**Data extracted from a collection**
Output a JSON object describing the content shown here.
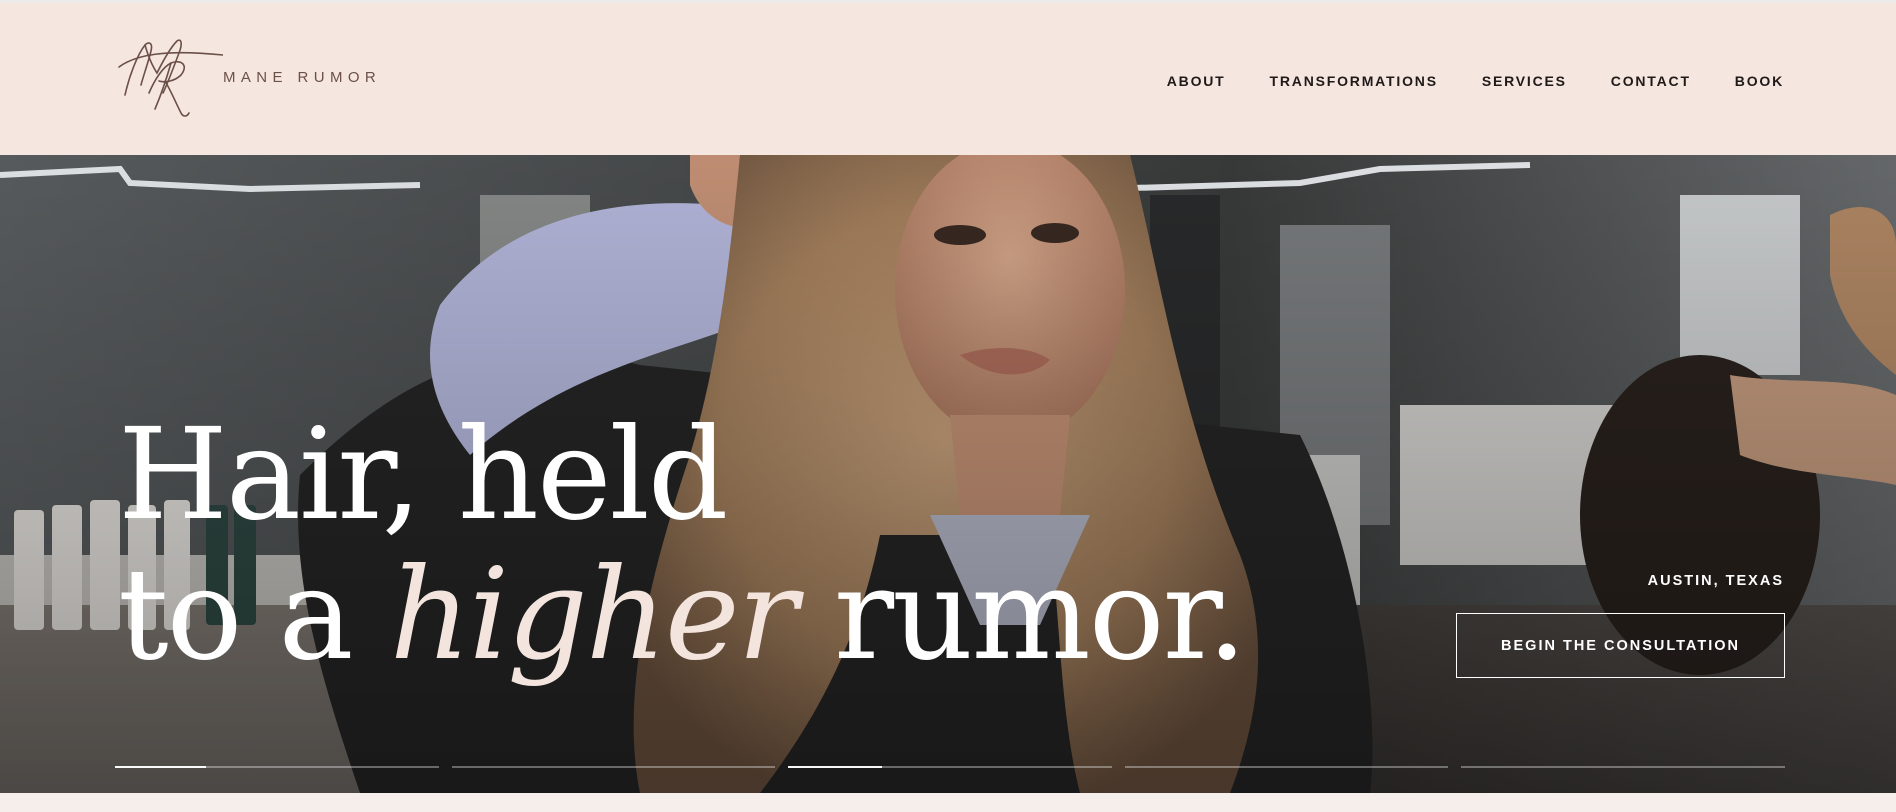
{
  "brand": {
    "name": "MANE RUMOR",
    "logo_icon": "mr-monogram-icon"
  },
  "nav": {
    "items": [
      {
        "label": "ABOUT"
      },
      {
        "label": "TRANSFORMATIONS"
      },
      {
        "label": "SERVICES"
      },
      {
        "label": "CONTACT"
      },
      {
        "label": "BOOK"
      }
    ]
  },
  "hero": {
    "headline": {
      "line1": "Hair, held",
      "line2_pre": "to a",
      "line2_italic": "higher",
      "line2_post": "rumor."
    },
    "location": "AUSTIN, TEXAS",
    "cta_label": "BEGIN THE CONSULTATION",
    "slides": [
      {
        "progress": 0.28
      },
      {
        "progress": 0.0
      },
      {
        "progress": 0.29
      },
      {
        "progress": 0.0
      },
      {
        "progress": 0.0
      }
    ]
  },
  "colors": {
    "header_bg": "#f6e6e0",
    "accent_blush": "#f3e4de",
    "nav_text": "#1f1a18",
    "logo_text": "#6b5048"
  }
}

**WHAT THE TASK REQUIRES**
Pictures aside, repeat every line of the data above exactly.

**RESPONSE**
Output a JSON object describing the content shown here.
{
  "brand": {
    "name": "MANE RUMOR",
    "logo_icon": "mr-monogram-icon"
  },
  "nav": {
    "items": [
      {
        "label": "ABOUT"
      },
      {
        "label": "TRANSFORMATIONS"
      },
      {
        "label": "SERVICES"
      },
      {
        "label": "CONTACT"
      },
      {
        "label": "BOOK"
      }
    ]
  },
  "hero": {
    "headline": {
      "line1": "Hair, held",
      "line2_pre": "to a",
      "line2_italic": "higher",
      "line2_post": "rumor."
    },
    "location": "AUSTIN, TEXAS",
    "cta_label": "BEGIN THE CONSULTATION",
    "slides": [
      {
        "progress": 0.28
      },
      {
        "progress": 0.0
      },
      {
        "progress": 0.29
      },
      {
        "progress": 0.0
      },
      {
        "progress": 0.0
      }
    ]
  },
  "colors": {
    "header_bg": "#f6e6e0",
    "accent_blush": "#f3e4de",
    "nav_text": "#1f1a18",
    "logo_text": "#6b5048"
  }
}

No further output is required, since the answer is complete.